Preexisting Conditions Do Not Prevent Insurance Claims | Shapiro, Washburn & Sharp

I speak almost every day with car, motorcycle and truck accident victims who worry that a preexisting condition will make it impossible for them to secure a personal injury settlement. While this is certainly what insurance company representatives tell them and want them to believe, it is not true.


As a Virginia Beach car accident lawyer,  I have helped numerous people take on insurance companies and win. No outcome is ever guaranteed, but presenting strong medical evidence of the link between a crash and the development of new health problems or the worsening of existing symptoms goes a long way.

James Hellman, MD via Wikimedia Commons -- case that illustrates this very well, along with showing how the so-called “medical experts” who testify on behalf of the insurance companies are usually just hired guns, occurred several years ago in Fredericksburg, Va. The plaintiff—the woman who sued the insurance company—suffered neck, shoulder and lower back injuries when another driver attempted to make an unsafe left-hand turn in front of her.

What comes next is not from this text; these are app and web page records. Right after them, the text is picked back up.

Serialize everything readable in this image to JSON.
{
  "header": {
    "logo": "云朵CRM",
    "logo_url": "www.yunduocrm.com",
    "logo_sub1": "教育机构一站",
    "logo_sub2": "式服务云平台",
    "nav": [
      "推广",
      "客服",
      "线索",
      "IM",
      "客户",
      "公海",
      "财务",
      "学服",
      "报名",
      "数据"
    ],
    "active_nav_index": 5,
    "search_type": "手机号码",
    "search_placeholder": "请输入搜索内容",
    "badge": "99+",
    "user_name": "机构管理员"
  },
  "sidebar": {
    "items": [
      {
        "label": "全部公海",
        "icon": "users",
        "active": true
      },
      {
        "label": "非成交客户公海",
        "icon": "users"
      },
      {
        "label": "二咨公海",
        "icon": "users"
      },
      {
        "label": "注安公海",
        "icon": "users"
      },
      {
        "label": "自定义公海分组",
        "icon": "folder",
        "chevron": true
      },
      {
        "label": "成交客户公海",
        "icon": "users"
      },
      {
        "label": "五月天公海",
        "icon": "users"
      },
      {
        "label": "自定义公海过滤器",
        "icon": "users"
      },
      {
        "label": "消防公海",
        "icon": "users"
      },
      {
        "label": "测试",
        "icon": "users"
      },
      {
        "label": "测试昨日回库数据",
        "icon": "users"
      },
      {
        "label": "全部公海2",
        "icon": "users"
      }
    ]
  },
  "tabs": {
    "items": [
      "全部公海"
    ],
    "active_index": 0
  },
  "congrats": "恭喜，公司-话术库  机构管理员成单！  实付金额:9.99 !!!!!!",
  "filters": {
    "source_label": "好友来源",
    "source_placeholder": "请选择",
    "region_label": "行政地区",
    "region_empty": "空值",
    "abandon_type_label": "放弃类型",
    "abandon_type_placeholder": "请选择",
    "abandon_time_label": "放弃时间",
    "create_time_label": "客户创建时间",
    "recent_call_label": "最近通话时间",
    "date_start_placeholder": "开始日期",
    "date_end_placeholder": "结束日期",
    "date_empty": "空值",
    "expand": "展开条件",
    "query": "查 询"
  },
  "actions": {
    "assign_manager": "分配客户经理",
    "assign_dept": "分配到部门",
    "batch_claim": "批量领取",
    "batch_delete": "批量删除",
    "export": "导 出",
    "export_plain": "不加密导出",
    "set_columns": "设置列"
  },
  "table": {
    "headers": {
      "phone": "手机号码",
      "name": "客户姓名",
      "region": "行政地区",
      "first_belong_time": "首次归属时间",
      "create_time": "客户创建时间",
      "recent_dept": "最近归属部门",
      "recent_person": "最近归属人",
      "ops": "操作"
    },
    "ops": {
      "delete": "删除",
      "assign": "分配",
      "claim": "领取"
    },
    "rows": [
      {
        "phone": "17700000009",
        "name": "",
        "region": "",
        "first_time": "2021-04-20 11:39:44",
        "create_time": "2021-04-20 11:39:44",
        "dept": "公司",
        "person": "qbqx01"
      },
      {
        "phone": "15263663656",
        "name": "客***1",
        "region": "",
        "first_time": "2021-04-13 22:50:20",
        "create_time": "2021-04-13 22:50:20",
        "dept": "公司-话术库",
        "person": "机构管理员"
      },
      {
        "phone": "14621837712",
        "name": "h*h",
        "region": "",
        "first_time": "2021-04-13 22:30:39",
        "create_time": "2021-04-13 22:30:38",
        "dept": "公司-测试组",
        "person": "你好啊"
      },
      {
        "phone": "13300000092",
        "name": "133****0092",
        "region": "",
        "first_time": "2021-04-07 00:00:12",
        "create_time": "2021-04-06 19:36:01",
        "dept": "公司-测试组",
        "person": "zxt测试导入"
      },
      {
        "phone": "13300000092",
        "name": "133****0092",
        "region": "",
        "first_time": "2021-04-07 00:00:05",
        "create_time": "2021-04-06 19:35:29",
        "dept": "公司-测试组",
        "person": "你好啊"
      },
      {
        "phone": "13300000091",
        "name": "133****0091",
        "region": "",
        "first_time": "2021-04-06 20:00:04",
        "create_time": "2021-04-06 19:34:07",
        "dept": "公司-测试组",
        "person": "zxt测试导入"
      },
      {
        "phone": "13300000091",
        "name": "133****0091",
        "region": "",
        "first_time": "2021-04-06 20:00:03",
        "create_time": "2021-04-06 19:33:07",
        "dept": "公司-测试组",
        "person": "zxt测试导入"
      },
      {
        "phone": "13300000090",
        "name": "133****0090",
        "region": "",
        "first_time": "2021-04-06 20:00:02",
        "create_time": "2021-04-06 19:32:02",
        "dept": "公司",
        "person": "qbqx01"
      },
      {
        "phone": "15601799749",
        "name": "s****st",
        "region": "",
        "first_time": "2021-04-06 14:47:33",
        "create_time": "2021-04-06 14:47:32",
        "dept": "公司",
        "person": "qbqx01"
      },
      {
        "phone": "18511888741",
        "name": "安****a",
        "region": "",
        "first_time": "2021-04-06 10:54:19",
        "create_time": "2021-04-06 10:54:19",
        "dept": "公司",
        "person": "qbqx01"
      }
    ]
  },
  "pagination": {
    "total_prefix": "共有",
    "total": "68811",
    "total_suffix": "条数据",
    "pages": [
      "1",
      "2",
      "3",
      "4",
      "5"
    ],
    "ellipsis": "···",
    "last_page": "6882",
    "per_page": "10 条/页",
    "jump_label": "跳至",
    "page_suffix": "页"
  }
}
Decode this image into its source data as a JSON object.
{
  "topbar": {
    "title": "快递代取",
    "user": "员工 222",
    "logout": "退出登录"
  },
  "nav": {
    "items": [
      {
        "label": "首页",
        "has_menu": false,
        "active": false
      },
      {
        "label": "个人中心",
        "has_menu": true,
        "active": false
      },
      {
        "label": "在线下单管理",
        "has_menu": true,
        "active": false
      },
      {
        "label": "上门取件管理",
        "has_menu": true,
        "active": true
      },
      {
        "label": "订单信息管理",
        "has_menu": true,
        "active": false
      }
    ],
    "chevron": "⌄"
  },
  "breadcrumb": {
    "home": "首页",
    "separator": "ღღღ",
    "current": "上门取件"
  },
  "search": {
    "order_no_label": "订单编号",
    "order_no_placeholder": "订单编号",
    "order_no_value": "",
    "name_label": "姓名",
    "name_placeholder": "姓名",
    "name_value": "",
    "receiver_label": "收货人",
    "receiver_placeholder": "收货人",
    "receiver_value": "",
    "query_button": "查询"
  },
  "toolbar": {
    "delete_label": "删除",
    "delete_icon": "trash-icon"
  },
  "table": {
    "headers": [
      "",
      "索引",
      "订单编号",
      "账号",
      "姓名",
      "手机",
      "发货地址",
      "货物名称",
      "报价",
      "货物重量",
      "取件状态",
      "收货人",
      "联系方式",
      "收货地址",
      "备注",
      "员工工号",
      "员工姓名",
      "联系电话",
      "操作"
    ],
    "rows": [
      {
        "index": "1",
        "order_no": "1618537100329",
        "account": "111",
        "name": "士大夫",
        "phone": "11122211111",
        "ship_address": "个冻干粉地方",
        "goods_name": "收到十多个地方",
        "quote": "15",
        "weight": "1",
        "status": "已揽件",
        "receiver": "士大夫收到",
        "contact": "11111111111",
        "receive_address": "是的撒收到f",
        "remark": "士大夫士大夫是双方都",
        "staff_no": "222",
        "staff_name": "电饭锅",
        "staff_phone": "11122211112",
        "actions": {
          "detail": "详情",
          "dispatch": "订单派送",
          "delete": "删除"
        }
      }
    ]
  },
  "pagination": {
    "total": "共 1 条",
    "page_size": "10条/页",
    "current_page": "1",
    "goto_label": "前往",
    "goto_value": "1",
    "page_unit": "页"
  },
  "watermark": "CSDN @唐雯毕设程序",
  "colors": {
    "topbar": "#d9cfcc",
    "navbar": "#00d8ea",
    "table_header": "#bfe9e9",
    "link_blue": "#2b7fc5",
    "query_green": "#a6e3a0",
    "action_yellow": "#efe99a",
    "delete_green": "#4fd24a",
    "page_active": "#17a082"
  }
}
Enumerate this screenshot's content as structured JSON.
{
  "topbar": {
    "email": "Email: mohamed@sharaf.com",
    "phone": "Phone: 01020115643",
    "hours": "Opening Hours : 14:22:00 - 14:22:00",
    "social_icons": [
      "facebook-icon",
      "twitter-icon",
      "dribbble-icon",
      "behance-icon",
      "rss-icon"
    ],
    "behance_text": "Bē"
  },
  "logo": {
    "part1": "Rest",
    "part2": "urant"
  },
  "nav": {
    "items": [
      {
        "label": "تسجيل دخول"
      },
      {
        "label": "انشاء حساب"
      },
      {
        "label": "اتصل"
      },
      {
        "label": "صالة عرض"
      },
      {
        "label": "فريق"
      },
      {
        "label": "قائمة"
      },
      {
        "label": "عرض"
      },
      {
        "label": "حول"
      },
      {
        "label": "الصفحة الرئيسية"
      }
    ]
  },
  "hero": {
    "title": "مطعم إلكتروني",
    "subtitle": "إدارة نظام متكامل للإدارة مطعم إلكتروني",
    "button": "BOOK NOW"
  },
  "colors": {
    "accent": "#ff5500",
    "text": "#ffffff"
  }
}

The plaintiff spent no time in the hospital, but she did receive treatment at a hospital emergency department. Later, her family physician referred her for orthopedic treatment and physical therapy to supplement her ongoing chiropractic adjustments.

Eventually, the crash victim required a discectomy and spinal fusion to ameliorate the symptoms of spinal stenosis. She then filed claims with the insurer for the at-fault driver, and the company offered a settlement of just $5,600 while arguing that all of her back problems developed before the collision in Fredericksburg in 2001. Insurance company reps pointed to three other crashes in which the woman had suffered injuries, a 1990 diagnosis of a disc herniation and a 1992 MRI showing other spinal disc problems.

The insurance company fought the woman’s claims all the way through a civil jury trial, though it did make a last-ditch settlement offer of $110,000. During court proceedings the plaintiff’s orthopedic surgeon stated that the spinal stenosis was triggered by the 2001 crash.

To refute that testimony, the insurance company called a doctor to the stand who had never physically examined the plaintiff and who had access to only a small subset of the plaintiff’s medical records. Even though the insurance company’s witness had never even seen any of the plaintiff’s medical records from before 2001, he wrote two reports in which he concluded that the spinal stenosis had developed prior to the left-turn crash in 2001. Under cross-examination from the plaintiff’s attorney, the insurance company’s witness admitted that having “as many records as possible always helps, yes.”

The jury awarded the injured woman $518,000, of which the insurance company wound up paying $500,000 under a deal agreed to by the plaintiff. The testimony from the woman’s surgery proved crucial to ensuring that result. Without it, the insurer would have gotten away with its unsustainable preexisting condition argument.